Hawley was nevertheless educated and began his career in some of the same power centers he’s challenging now as being dysfunctional and anticompetitive. He enrolled at Stanford University in 1998, within weeks of Google’s incorporation in a garage in nearby Menlo Park, California, using search engine technology co-founders Larry Page and Sergey Brin invented on the Stanford campus.

Hawley went on to law school at Yale University, and clerked for Chief Justice John Roberts in the US Supreme Court in 2007 and 2008.

Now, just a year after winning his first election and becoming the first Republican attorney general in Missouri in more than 25 years, Hawley is taking on an incumbent Democratic senator and Google. At the same time.

The eight-page civil investigative demand Hawley sent this week to Google’s headquarters in Mountain View, California included 54 questions on three topics — whether Google violated Missouri’s antitrust laws by favoring its own software products, whether Google violated Missouri consumer protection laws through its collection and potential sharing of consumer data with third parties, and whether Google illegally “scraped” content from Yelp or other websites that it used in its own search results.

In comparison, the CID Hood sent Google in 2014 was an antitrust, intellectual property and consumer protection fishing expedition. It sprawled 79 pages, and detailed 141 different questions about Google's search results, ranging from its treatment of illegal online pharmacies to pirated online movie and music content.

Hood never got his questions answered. Two months later, Google filed a complaint in federal court in Mississippi seeking to block the attorney general from enforcing his CID.

Google ultimately pursued its court battle up to the US Court of Appeals for the Fifth Circuit over the course of two years.
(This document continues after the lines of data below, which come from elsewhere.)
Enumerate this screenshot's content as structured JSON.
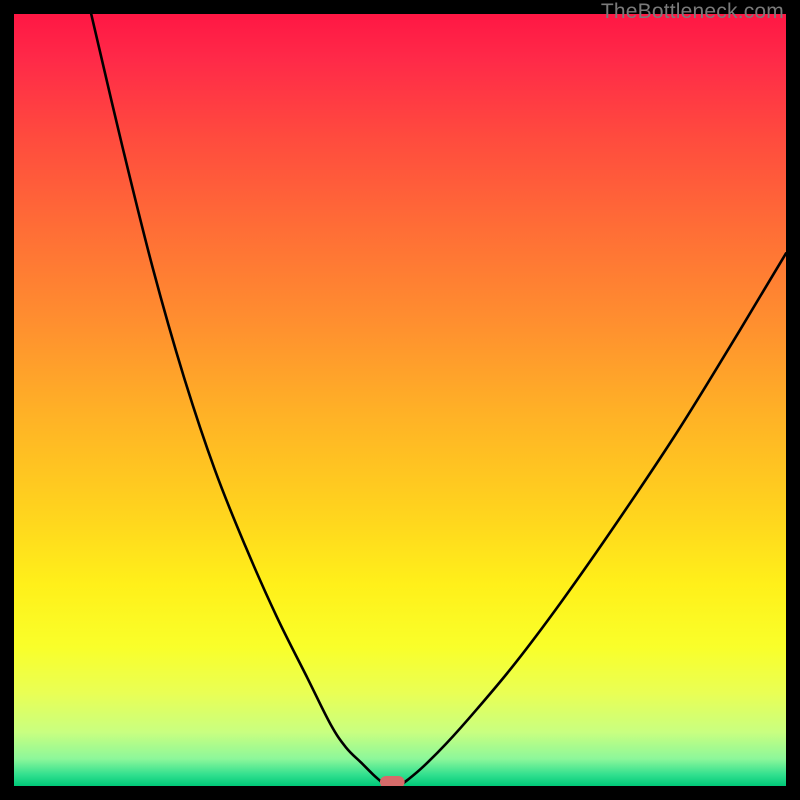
{
  "watermark": "TheBottleneck.com",
  "chart_data": {
    "type": "line",
    "title": "",
    "xlabel": "",
    "ylabel": "",
    "xlim": [
      0,
      100
    ],
    "ylim": [
      0,
      100
    ],
    "curves": [
      {
        "name": "left-curve",
        "x": [
          10,
          14,
          18,
          22,
          26,
          30,
          34,
          38,
          41,
          43,
          45,
          46.5,
          47.5,
          48
        ],
        "y": [
          100,
          83,
          67,
          53,
          41,
          31,
          22,
          14,
          8,
          5,
          3,
          1.5,
          0.6,
          0.1
        ]
      },
      {
        "name": "right-curve",
        "x": [
          50,
          51,
          53,
          56,
          60,
          65,
          71,
          78,
          86,
          94,
          100
        ],
        "y": [
          0.1,
          0.8,
          2.5,
          5.5,
          10,
          16,
          24,
          34,
          46,
          59,
          69
        ]
      }
    ],
    "marker": {
      "x": 49,
      "y": 0.5,
      "w": 3.2,
      "h": 1.6,
      "color": "#d66b6a"
    },
    "gradient_stops": [
      {
        "offset": 0.0,
        "color": "#ff1744"
      },
      {
        "offset": 0.06,
        "color": "#ff2a48"
      },
      {
        "offset": 0.16,
        "color": "#ff4b3e"
      },
      {
        "offset": 0.28,
        "color": "#ff6e36"
      },
      {
        "offset": 0.4,
        "color": "#ff8f2f"
      },
      {
        "offset": 0.52,
        "color": "#ffb226"
      },
      {
        "offset": 0.64,
        "color": "#ffd21e"
      },
      {
        "offset": 0.74,
        "color": "#fff01a"
      },
      {
        "offset": 0.82,
        "color": "#f9ff2a"
      },
      {
        "offset": 0.88,
        "color": "#e9ff55"
      },
      {
        "offset": 0.93,
        "color": "#c9ff80"
      },
      {
        "offset": 0.965,
        "color": "#8cf79a"
      },
      {
        "offset": 0.985,
        "color": "#33e08f"
      },
      {
        "offset": 1.0,
        "color": "#00c878"
      }
    ],
    "curve_color": "#000000",
    "curve_width": 2.6
  }
}
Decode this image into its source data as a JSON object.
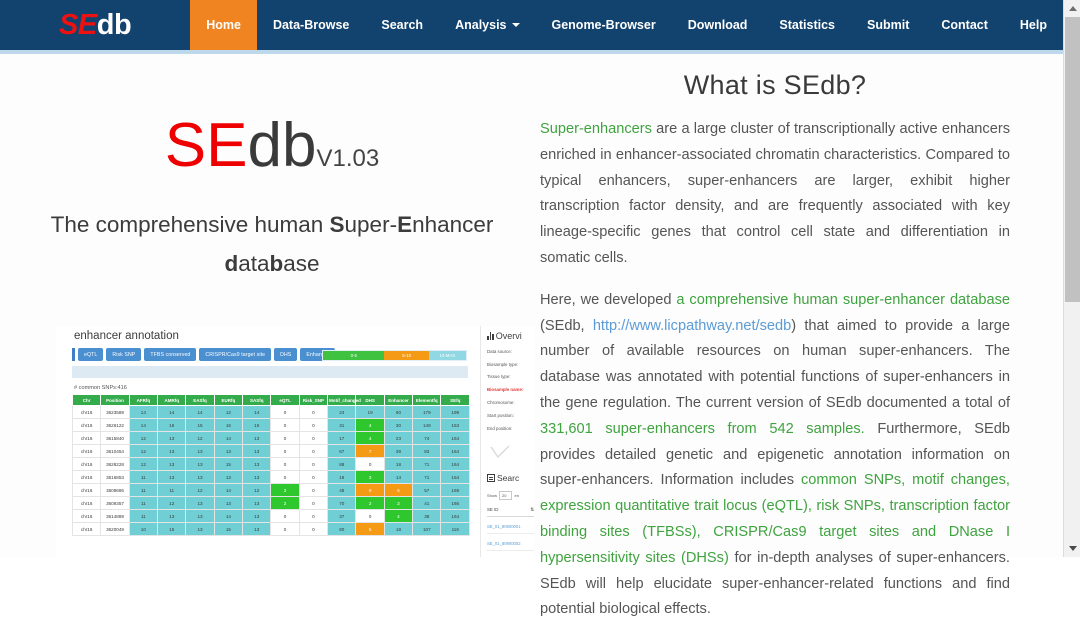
{
  "navbar": {
    "logo": {
      "part1": "SE",
      "part2": "db"
    },
    "items": [
      {
        "label": "Home",
        "active": true,
        "caret": false
      },
      {
        "label": "Data-Browse",
        "active": false,
        "caret": false
      },
      {
        "label": "Search",
        "active": false,
        "caret": false
      },
      {
        "label": "Analysis",
        "active": false,
        "caret": true
      },
      {
        "label": "Genome-Browser",
        "active": false,
        "caret": false
      },
      {
        "label": "Download",
        "active": false,
        "caret": false
      },
      {
        "label": "Statistics",
        "active": false,
        "caret": false
      },
      {
        "label": "Submit",
        "active": false,
        "caret": false
      },
      {
        "label": "Contact",
        "active": false,
        "caret": false
      },
      {
        "label": "Help",
        "active": false,
        "caret": false
      }
    ]
  },
  "brand": {
    "se": "SE",
    "db": "db",
    "version": "V1.03",
    "tagline_line1_a": "The comprehensive human ",
    "tagline_line1_b": "S",
    "tagline_line1_c": "uper-",
    "tagline_line1_d": "E",
    "tagline_line1_e": "nhancer",
    "tagline_line2_a": "d",
    "tagline_line2_b": "ata",
    "tagline_line2_c": "b",
    "tagline_line2_d": "ase"
  },
  "screenshot": {
    "heading": "enhancer annotation",
    "tabs": [
      "eQTL",
      "Risk SNP",
      "TFBS conserved",
      "CRISPR/Cas9 target site",
      "DHS",
      "Enhancer"
    ],
    "legend": [
      "0-5",
      "5-10",
      "10-MAX"
    ],
    "note": "# common SNPs:416",
    "table_headers": [
      "Chr",
      "Position",
      "AFRfq",
      "AMRfq",
      "EASfq",
      "EURfq",
      "SASfq",
      "eQTL",
      "Risk_SNP",
      "Motif_changed",
      "DHS",
      "Enhancer",
      "Elementfq",
      "SEfq"
    ],
    "table_rows": [
      [
        "chr16",
        "3623589",
        "14",
        "14",
        "14",
        "12",
        "14",
        "0",
        "0",
        "24",
        "19",
        "60",
        "179",
        "199"
      ],
      [
        "chr16",
        "3626122",
        "14",
        "16",
        "15",
        "16",
        "16",
        "0",
        "0",
        "31",
        "4",
        "30",
        "149",
        "153"
      ],
      [
        "chr16",
        "3615840",
        "12",
        "13",
        "12",
        "14",
        "13",
        "0",
        "0",
        "17",
        "4",
        "23",
        "74",
        "164"
      ],
      [
        "chr16",
        "3610454",
        "12",
        "13",
        "13",
        "13",
        "13",
        "0",
        "0",
        "67",
        "7",
        "39",
        "83",
        "164"
      ],
      [
        "chr16",
        "3628228",
        "12",
        "13",
        "13",
        "15",
        "13",
        "0",
        "0",
        "88",
        "0",
        "18",
        "71",
        "164"
      ],
      [
        "chr16",
        "3616853",
        "11",
        "13",
        "13",
        "13",
        "13",
        "0",
        "0",
        "19",
        "3",
        "14",
        "71",
        "164"
      ],
      [
        "chr16",
        "3608686",
        "11",
        "11",
        "12",
        "14",
        "12",
        "3",
        "0",
        "48",
        "9",
        "6",
        "57",
        "169"
      ],
      [
        "chr16",
        "3609357",
        "11",
        "12",
        "13",
        "13",
        "13",
        "2",
        "0",
        "70",
        "2",
        "3",
        "41",
        "166"
      ],
      [
        "chr16",
        "3614889",
        "11",
        "13",
        "13",
        "14",
        "13",
        "0",
        "0",
        "37",
        "0",
        "4",
        "38",
        "164"
      ],
      [
        "chr16",
        "3620049",
        "10",
        "15",
        "13",
        "15",
        "13",
        "0",
        "0",
        "80",
        "5",
        "18",
        "107",
        "116"
      ]
    ],
    "sidebar": {
      "overview_title": "Overvi",
      "fields": [
        "Data source:",
        "Biosample type:",
        "Tissue type:",
        "Biosample name:",
        "Chromosome:",
        "Start position:",
        "End position:"
      ],
      "search_title": "Searc",
      "show_label": "Show",
      "show_value": "20",
      "show_suffix": "en",
      "seid_header": "SE ID",
      "seids": [
        "SE_01_80900001",
        "SE_01_80900002"
      ]
    }
  },
  "main": {
    "title": "What is SEdb?",
    "paragraph1": [
      {
        "t": "Super-enhancers",
        "s": "grn"
      },
      {
        "t": " are a large cluster of transcriptionally active enhancers enriched in enhancer-associated chromatin characteristics. Compared to typical enhancers, super-enhancers are larger, exhibit higher transcription factor density, and are frequently associated with key lineage-specific genes that control cell state and differentiation in somatic cells.",
        "s": ""
      }
    ],
    "paragraph2": [
      {
        "t": "Here, we developed ",
        "s": ""
      },
      {
        "t": "a comprehensive human super-enhancer database",
        "s": "grn"
      },
      {
        "t": " (SEdb, ",
        "s": ""
      },
      {
        "t": "http://www.licpathway.net/sedb",
        "s": "lnk"
      },
      {
        "t": ") that aimed to provide a large number of available resources on human super-enhancers. The database was annotated with potential functions of super-enhancers in the gene regulation. The current version of SEdb documented a total of ",
        "s": ""
      },
      {
        "t": "331,601 super-enhancers from 542 samples.",
        "s": "grn"
      },
      {
        "t": " Furthermore, SEdb provides detailed genetic and epigenetic annotation information on super-enhancers. Information includes ",
        "s": ""
      },
      {
        "t": "common SNPs, motif changes, expression quantitative trait locus (eQTL), risk SNPs, transcription factor binding sites (TFBSs), CRISPR/Cas9 target sites and DNase I hypersensitivity sites (DHSs)",
        "s": "grn"
      },
      {
        "t": " for in-depth analyses of super-enhancers. SEdb will help elucidate super-enhancer-related functions and find potential biological effects.",
        "s": ""
      }
    ]
  },
  "colors": {
    "navbar_bg": "#12426e",
    "nav_active": "#ef8421",
    "accent_green": "#3fa33f",
    "link_blue": "#5b9bd5",
    "brand_red": "#ef0000"
  }
}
Google also went public, accusing Hood of taking money and acting as a pawn of the movie industry, an old foe of Google and Silicon Valley.

In a Google public policy blog post, Google’s top lawyer said a trove of internal documents made public in the data breach of Sony Pictures showed that the Motion Picture Association of America had “budgeted $500,000 a year towards providing legal support” for “state prosecutors to take up the fight against [Google].”

Political Target

Missouri’s Hawley gave Google a Jan. 22 deadline to reply to his subpoena. But if Hawley is serious about his investigation, he should look to Hood’s experience and brace himself for an effort by Google, in court or on some other battleground, to avoid or delay replying to the investigation.

If Hawley is elected to the Senate next year, it’s hard to imagine the Missouri probe persisting in a court battle against Google like the one it brought against Hood in Mississippi. But that doesn’t mean Google should be relieved.

Even as a conservative Republican attorney general awaits for a corporate “Goliath” to turn over all the documents it provided to the Federal Trade Commission for the federal antitrust probe that ended in 2013, a politician on the opposite end of the political spectrum is trying to rekindle the same antitrust probe.

In a letter to the FTC  in October, US Representative Keith Ellison, a Minnesota Democrat who is the deputy chair of the Democratic National Committee, requested the same investigative antitrust records. Ellison’s deadline is Nov. 30, less than two weeks away.

“Given the impact Google has on small businesses, the flow of information, and that Google controls an outsize portion of the market for online search and online advertising, the public has a right to know what the FTC found in its investigation into Google,” Ellison wrote in the letter to acting FTC chair Maureen Ohlhausen.

The fact that a Red State conservative and a Blue State liberal used similar language to describe Google shows what a plump target the search giant has become for politicians seeking to appeal to voters on both ends of the spectrum.

Even if the specific investigations of Hawley and Ellison don’t go far, that fact hints at the troubled regulatory waters Google and other tech giants may have to navigate in the years ahead.

	Eliot Gao